As far as I understand it, once they have served their sentences in prison (not an inconsiderable cost in itself) we can’t just ship them back to Somalia, due to the somewhat volatile state of that nation. It would be against their human rights (since they might be at risk of getting killed). So then we have to grant them effective refugee status :smack:(with all those attendant costs) - and surprisingly noone really wants them (being pirates, and all).

I am happy to be corrected on that, though

It’s very highly unlikely that a pirate captured, tried, convicted and sentenced in a US federal court would survive their sentence to be released.

Abduwali Abdukhadir Muse, recently sentenced to about 34 years in US prison for piracy and estimated to be about 20 years old at present, looks like a pretty good bet to make it.

I suspect that duckster’s point was that Somali pirates would be unlikely to survive for long in the U.S. prison system. I, too, wouldn’t be surprised to see American prisoners decide to enforce some vigilante justice on a foreigner who murdered Americans.

The Straight Dope on the pirates in question:

Cite: CNN

One of them was killed with a knife by “US Special Operations Forces,” according to the Washington Post Express.
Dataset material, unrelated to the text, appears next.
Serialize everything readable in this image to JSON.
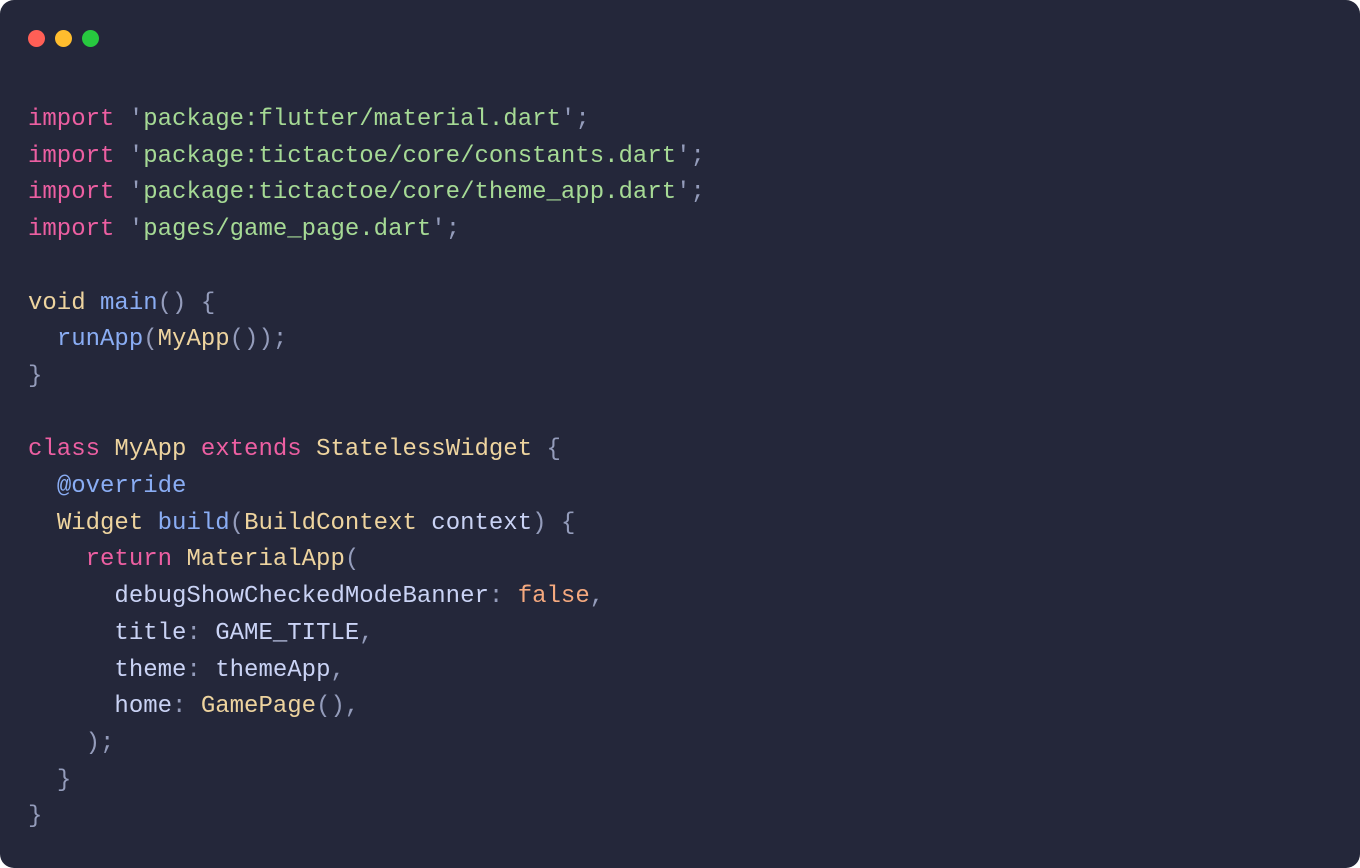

That’s hardcore.

I don’t think officials in the US criminal justice system are allowed to take that possibility into account when figuring out an official plan for coping with foreign-national ex-felons, though.

Here’s one for you. I can’t find a cite for this, and I’ve searched, but Rep. Brian Bilbray, was on the local news this morning talking about these pirates. He’s involved because he’s a politician and some relatives of the slain couple are in his district.

He’re something he related that’s rather disturbing. Apparently there’s a growing Somali population in San Diego county. He claims that some of them have been pirates, taken their booty, hopped a freighter and came to the west where they have sought sanctuary. Previously, they were required to remain in Mexico while their cases were processed, but Obama has allowed them to come into this country with pending cases.

Only in America.

As I understand the event, 4 US citizen yachtsmen (all retired, and none from the federal government) were sailing near Somalia and were boarded & hijacked by pirates. Subsequently they were killed by the pirates. A US force which was shadowing the hijacked yacht then boarded it, killed several pirates, and took the rest prisoner.

The law you cite says it applies to federal employees including military killed while at work. AFAIK, there were no such people in this incident.